This article was published 28/06/2022 (225 days ago), so information in it may no longer be current.
The arrival of the Keystone Party is the last thing the Progressive Conservative government, which is trailing in the polls under an unpopular leader, needs right now, a former Tory insider says.
The new party’s libertarian, freedom-touting, populist manifesto threatens to lure support away from the governing PCs, split the vote in the next election and give the NDP an easier path to victory, said political commentator Deveryn Ross, who served as deputy chief of staff to former premier Brian Pallister.
A Probe Research poll earlier this month found that if an election were held today, 45 per cent of respondents would vote NDP, while 35 per cent would support the Tories under Premier Heather Stefanson.
“It’s hard enough to raise money and find people to work on campaigns,” Ross said Tuesday after Elections Manitoba announced that the Keystone Party had met the requirements for party status and could issue tax receipts for donations.
The next election is 15 months away, and now the Keystone Party will be vying for donations, volunteers and votes.
“The real issue is going to be the capacity of this party to split votes at the riding level in the next election,” Ross said.
In a statement Tuesday, the Keystone Party said it not only wants to change government, but “change what government is.”
The party’s leader, Manitou-area farmer Kevin Friesen, declined to do any interviews until the party’s first official news conference July 15 on the grounds of the Manitoba legislature, the statement said.
It thanked the “thousands” of eligible voters (2,500 signatures were required) who signed its petition to become a party and “the many volunteers that assisted in the process, braving a variety of conditions, including -35 C temperatures.”
When asked if the Progressive Conservative party is concerned about losing support to the Keystone Party, a PC spokesperson said it’s the only party that can beat the NDP.
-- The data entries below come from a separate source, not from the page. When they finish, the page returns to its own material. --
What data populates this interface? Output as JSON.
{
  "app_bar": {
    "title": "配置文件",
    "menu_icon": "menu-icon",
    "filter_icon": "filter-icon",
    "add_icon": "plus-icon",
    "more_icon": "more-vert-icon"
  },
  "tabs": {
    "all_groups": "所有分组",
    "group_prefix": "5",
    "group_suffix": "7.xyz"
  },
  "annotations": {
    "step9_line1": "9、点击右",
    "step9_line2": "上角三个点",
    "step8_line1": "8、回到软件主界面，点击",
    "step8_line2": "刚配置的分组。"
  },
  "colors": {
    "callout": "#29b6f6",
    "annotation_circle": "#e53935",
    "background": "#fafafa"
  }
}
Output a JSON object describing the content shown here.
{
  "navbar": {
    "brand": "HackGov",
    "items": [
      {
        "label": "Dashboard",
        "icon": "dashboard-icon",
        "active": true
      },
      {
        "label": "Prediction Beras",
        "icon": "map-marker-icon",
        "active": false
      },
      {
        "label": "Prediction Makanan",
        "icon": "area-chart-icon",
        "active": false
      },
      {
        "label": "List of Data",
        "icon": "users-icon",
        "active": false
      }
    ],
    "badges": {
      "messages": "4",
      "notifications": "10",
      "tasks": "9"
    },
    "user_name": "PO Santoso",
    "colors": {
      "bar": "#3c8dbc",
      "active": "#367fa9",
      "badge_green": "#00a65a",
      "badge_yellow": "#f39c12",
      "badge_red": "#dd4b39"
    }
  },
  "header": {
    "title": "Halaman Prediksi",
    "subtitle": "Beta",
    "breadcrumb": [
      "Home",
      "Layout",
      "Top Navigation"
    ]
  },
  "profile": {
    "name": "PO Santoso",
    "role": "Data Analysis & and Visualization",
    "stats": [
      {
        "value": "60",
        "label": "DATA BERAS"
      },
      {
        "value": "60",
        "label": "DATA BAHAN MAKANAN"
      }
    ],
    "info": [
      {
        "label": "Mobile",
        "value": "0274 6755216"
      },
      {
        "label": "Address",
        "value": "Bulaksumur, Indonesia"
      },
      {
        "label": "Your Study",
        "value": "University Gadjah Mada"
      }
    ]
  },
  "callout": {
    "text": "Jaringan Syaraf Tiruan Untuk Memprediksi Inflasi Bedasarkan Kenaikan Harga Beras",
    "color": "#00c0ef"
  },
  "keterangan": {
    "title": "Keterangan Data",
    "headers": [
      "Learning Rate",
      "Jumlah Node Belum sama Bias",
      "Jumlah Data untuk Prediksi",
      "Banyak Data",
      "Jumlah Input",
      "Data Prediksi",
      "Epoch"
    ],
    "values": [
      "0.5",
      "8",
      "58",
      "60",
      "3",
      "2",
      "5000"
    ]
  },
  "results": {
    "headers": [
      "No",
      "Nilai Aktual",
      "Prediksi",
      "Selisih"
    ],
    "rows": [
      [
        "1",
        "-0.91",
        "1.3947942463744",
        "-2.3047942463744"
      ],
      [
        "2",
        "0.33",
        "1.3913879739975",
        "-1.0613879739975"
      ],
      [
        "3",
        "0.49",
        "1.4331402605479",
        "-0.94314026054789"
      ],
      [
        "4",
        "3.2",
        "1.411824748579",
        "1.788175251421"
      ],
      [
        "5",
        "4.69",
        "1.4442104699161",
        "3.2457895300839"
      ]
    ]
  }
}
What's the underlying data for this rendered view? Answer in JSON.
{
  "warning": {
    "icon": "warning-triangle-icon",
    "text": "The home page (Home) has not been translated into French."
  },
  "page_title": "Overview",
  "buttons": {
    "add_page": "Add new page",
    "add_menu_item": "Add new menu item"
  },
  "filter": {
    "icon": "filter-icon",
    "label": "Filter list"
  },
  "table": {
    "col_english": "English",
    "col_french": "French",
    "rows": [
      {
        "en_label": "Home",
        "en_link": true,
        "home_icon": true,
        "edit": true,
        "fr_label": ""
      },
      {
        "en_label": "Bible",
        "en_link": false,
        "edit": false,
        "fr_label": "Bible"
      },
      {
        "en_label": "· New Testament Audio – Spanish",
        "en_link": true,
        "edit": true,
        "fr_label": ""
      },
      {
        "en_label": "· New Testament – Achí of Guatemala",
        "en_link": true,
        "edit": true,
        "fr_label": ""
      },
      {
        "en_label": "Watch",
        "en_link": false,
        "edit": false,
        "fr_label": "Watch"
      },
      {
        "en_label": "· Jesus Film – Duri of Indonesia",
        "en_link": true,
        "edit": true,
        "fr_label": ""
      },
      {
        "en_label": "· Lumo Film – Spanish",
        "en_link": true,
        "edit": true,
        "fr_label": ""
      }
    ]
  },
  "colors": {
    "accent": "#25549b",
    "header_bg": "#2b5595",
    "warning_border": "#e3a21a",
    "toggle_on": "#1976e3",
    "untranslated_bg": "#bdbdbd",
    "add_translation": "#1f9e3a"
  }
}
“The PC party is making life more affordable, strengthening health care and creating better jobs,” the unnamed spokesperson said in an email Tuesday. “We are the only party that can stop (NDP Leader) Wab Kinew’s agenda to raise taxes on families and make Manitoba less competitive and more expensive.”
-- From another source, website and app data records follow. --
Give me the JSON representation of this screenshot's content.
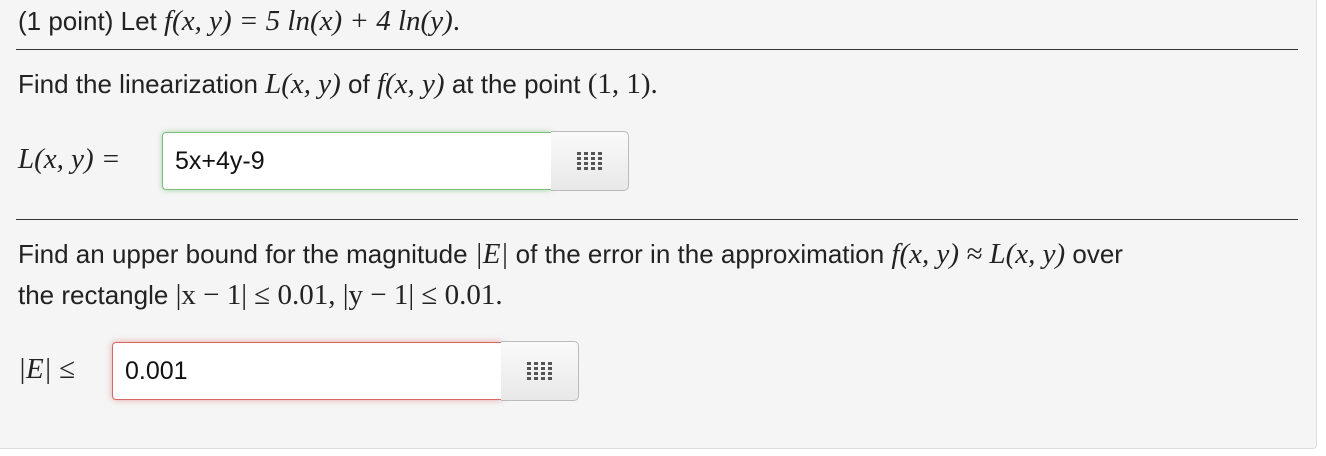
{
  "header": {
    "intro_text": "(1 point) Let ",
    "function_def": "f(x, y) = 5 ln(x) + 4 ln(y)",
    "end": "."
  },
  "part1": {
    "prompt_a": "Find the linearization ",
    "lin_name": "L(x, y)",
    "prompt_b": " of ",
    "func_name": "f(x, y)",
    "prompt_c": " at the point ",
    "point": "(1, 1)",
    "end": ".",
    "answer_label": "L(x, y) =",
    "answer_value": "5x+4y-9",
    "answer_status": "correct",
    "palette_icon": "equation-palette-icon"
  },
  "part2": {
    "prompt_a": "Find an upper bound for the magnitude ",
    "err_sym": "|E|",
    "prompt_b": " of the error in the approximation ",
    "approx": "f(x, y) ≈ L(x, y)",
    "prompt_c": " over",
    "prompt_d": "the rectangle ",
    "rect_cond": "|x − 1| ≤ 0.01,  |y − 1| ≤ 0.01",
    "end": ".",
    "answer_label": "|E| ≤",
    "answer_value": "0.001",
    "answer_status": "incorrect",
    "palette_icon": "equation-palette-icon"
  },
  "colors": {
    "correct_border": "#7bbf7f",
    "incorrect_border": "#d96767",
    "panel_bg": "#f5f5f5"
  }
}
Aggrieved Manitobans, who opposed pandemic restrictions and vaccine mandates — and blame the PC government for imposing them — are being offered a new home in the Keystone Party, Ross said.
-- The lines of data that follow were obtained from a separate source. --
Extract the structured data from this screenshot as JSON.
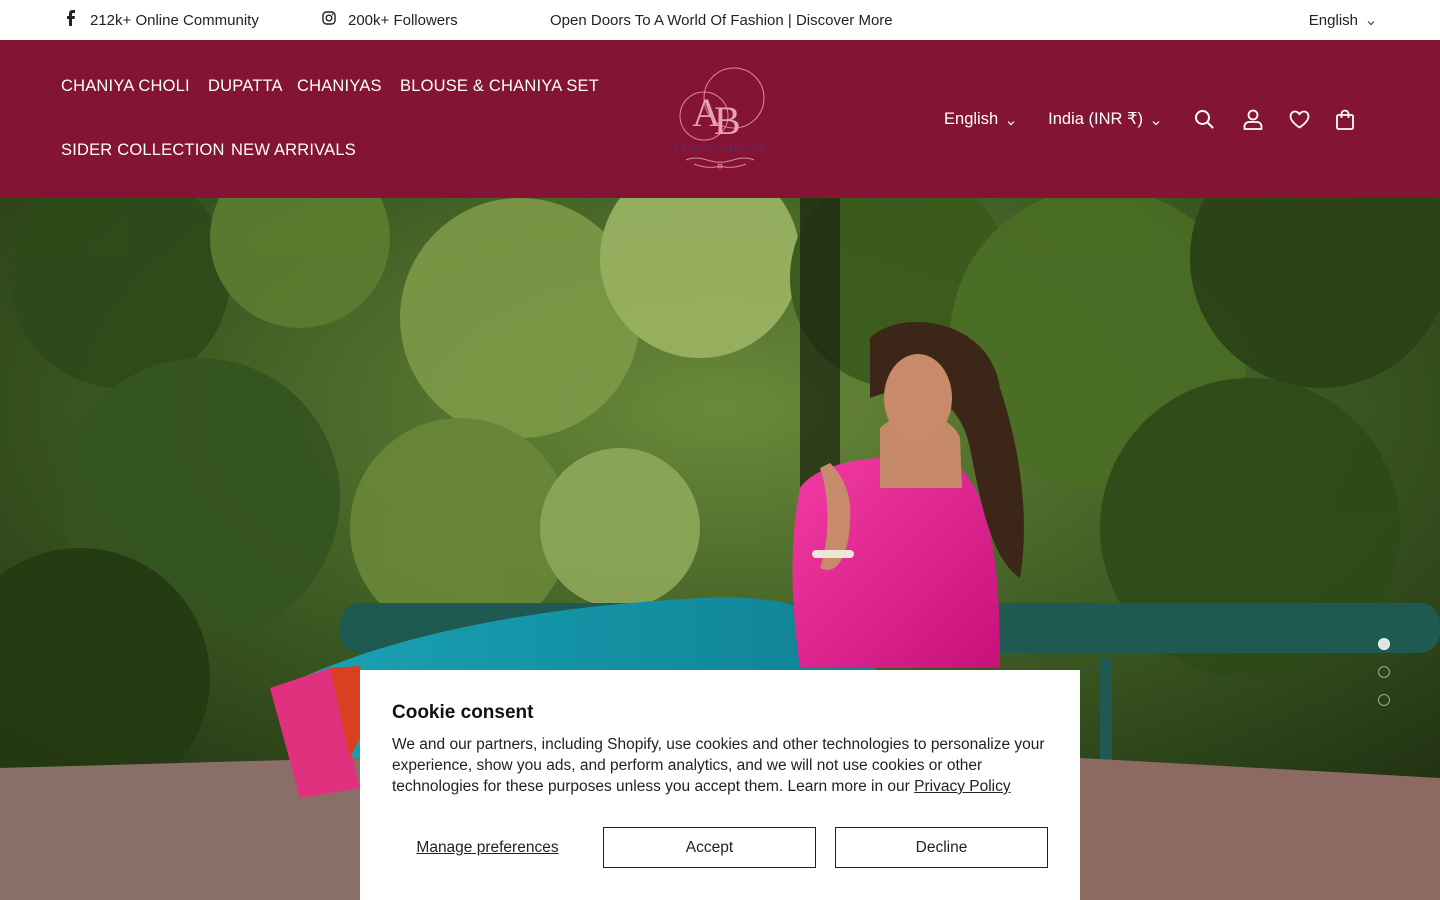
{
  "topbar": {
    "community_text": "212k+ Online Community",
    "followers_text": "200k+ Followers",
    "announcement": "Open Doors To A World Of Fashion | Discover More",
    "language": "English"
  },
  "header": {
    "nav": [
      {
        "label": "CHANIYA CHOLI"
      },
      {
        "label": "DUPATTA"
      },
      {
        "label": "CHANIYAS"
      },
      {
        "label": "BLOUSE & CHANIYA SET"
      },
      {
        "label": "SIDER COLLECTION"
      },
      {
        "label": "NEW ARRIVALS"
      }
    ],
    "logo": {
      "initials": "AB",
      "name": "LEHENGA HOUSE"
    },
    "language": "English",
    "country": "India (INR ₹)",
    "icons": [
      "search-icon",
      "account-icon",
      "wishlist-icon",
      "cart-icon"
    ]
  },
  "hero": {
    "slides_count": 3,
    "active_slide": 1
  },
  "cookie": {
    "title": "Cookie consent",
    "body": "We and our partners, including Shopify, use cookies and other technologies to personalize your experience, show you ads, and perform analytics, and we will not use cookies or other technologies for these purposes unless you accept them. Learn more in our ",
    "privacy_link": "Privacy Policy",
    "manage_label": "Manage preferences",
    "accept_label": "Accept",
    "decline_label": "Decline"
  },
  "colors": {
    "header_bg": "#841434",
    "accent_pink": "#e51f8e",
    "accent_teal": "#1aa3b5"
  }
}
“The Keystone Party could be a real magnet for them,” he said.
“I know a number of people in the (PC) party and, frankly, in the government, who in general would support the principles of the (Keystone) party,” said Ross, calling it a “Manitoba version of the People’s Party.” He likened the Keystone Party’s libertarian manifesto to that of the Peoples Party of Canada, led by Maxime Bernier, that rallied behind the so-called “freedom convoy” in February.
The People’s Party of Canada didn’t win any seats in the 2021 federal election but found pockets of support in southern Manitoba, particularly in Portage-Lisgar, which is held by incumbent Candice Bergen, the interim Conservative leader, who was elected with 52 per cent of the vote.
The PPC candidate placed second, with 21 per cent of vote, while the NDP ranked third with 19 per cent. In Provencher, the PPC candidate finished third, with 16 per cent of the vote, behind the Liberals (17 per cent) and 48 per cent for incumbent Conservative MP Ted Falk, who has refused to divulge his COVID-19 vaccination status.
The Keystone Party has 15 months to establish itself before Manitoba’s next election.
“This party may not be around for the long run,” said Ross. “It’s a grievance party. It’s probably intended, created, exists solely to cause pain for the Stefanson government — as a little bit of revenge for the the pandemic restrictions,” said Ross.
If its leader, Friesen, has charisma, can maintain discipline and grow the party, it’s a “potentially devastating blow” to the PCs, he said.
“Something really to watch for now is whether this pushes a number of members of the PC caucus to announce they’re not running: people who’ve been around long enough to say ‘I don’t need a tough fight that’s only harder now.’”
After 20 years of reporting on the growing diversity of people calling Manitoba home, Carol moved to the legislature bureau in early 2020.